**Task objective**
Below are entries; work out how many of their lines hold "Franklin", giving only that number.

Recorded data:
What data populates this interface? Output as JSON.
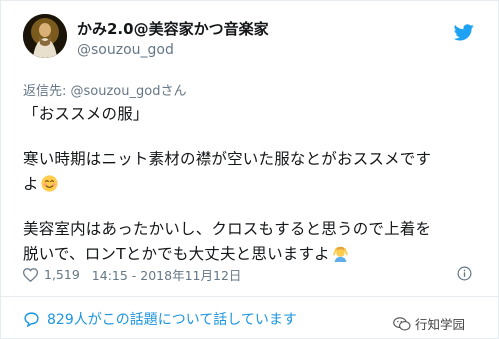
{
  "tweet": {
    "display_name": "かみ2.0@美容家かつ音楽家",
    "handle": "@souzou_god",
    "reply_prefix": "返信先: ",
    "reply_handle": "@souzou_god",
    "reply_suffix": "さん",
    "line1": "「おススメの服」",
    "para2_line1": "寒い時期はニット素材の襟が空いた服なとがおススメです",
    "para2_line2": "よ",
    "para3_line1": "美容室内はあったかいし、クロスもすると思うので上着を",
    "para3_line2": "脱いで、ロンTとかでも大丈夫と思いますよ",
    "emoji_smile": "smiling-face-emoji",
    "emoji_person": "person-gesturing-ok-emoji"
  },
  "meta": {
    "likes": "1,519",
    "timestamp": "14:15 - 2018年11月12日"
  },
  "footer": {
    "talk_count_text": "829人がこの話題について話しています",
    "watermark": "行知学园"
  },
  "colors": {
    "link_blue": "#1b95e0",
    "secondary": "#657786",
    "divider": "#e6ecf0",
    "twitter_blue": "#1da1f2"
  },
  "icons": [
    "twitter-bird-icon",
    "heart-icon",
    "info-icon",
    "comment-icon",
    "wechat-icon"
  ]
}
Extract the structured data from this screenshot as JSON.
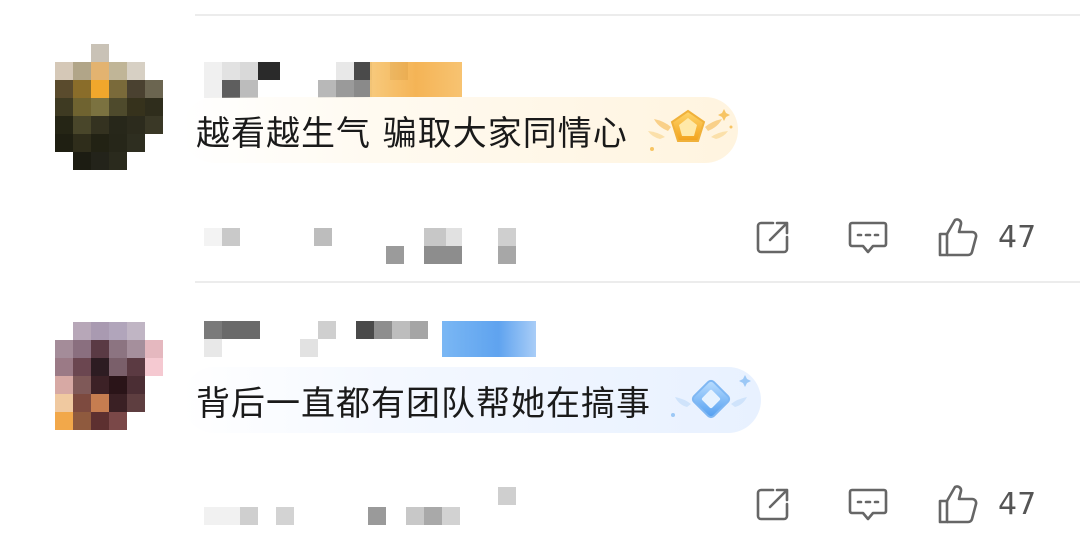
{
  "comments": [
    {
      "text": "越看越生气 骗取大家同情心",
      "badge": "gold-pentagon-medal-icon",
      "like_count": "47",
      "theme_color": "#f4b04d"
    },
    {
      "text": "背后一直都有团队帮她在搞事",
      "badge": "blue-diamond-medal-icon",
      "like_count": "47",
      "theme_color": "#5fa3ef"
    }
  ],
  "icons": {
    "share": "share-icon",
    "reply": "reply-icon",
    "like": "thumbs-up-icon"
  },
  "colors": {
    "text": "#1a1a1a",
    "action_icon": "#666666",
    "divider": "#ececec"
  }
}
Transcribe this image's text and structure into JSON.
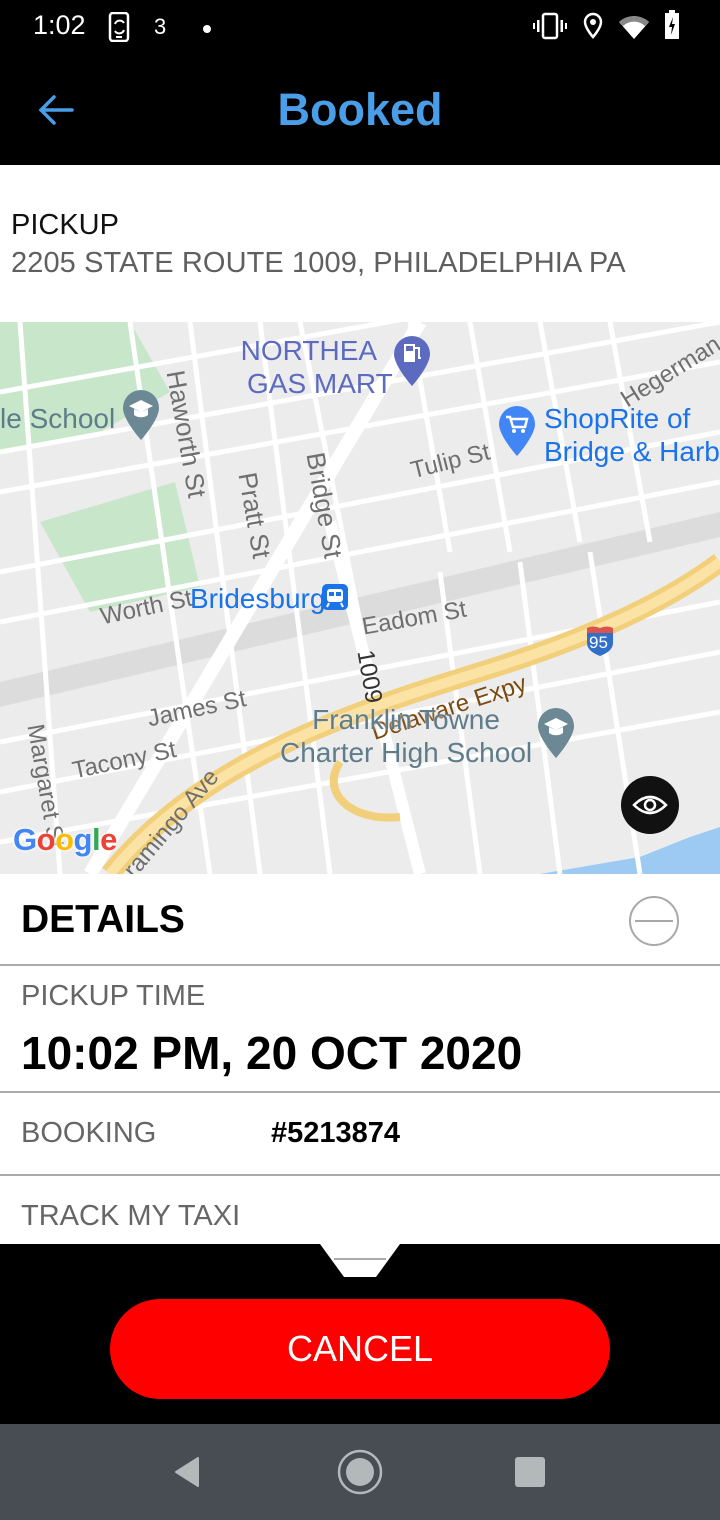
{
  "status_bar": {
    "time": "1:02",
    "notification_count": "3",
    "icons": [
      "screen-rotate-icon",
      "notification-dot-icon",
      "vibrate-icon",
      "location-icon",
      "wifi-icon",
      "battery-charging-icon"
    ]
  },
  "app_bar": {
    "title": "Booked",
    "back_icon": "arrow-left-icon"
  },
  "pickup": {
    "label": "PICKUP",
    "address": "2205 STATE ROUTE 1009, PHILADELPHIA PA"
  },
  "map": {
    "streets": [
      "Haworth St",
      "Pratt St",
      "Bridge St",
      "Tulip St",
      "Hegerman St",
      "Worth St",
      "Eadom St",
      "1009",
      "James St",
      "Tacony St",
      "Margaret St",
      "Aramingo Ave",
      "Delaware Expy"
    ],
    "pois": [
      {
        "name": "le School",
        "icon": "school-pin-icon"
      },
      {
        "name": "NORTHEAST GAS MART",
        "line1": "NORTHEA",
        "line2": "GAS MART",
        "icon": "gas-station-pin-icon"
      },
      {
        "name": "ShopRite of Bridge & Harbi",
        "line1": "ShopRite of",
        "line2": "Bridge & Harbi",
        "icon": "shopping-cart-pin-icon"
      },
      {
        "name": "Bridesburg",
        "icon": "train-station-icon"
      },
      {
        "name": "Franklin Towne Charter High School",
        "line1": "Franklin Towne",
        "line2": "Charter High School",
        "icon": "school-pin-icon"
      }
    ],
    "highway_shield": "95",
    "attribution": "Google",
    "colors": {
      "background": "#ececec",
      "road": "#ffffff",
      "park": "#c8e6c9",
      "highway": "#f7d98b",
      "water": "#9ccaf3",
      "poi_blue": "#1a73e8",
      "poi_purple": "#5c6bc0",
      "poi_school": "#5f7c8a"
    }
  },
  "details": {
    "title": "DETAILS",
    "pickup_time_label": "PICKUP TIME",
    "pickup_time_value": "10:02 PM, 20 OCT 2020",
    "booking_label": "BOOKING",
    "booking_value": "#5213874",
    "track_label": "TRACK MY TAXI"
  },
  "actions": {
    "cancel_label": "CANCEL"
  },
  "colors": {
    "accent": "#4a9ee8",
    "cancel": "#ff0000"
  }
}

**Written reply**
2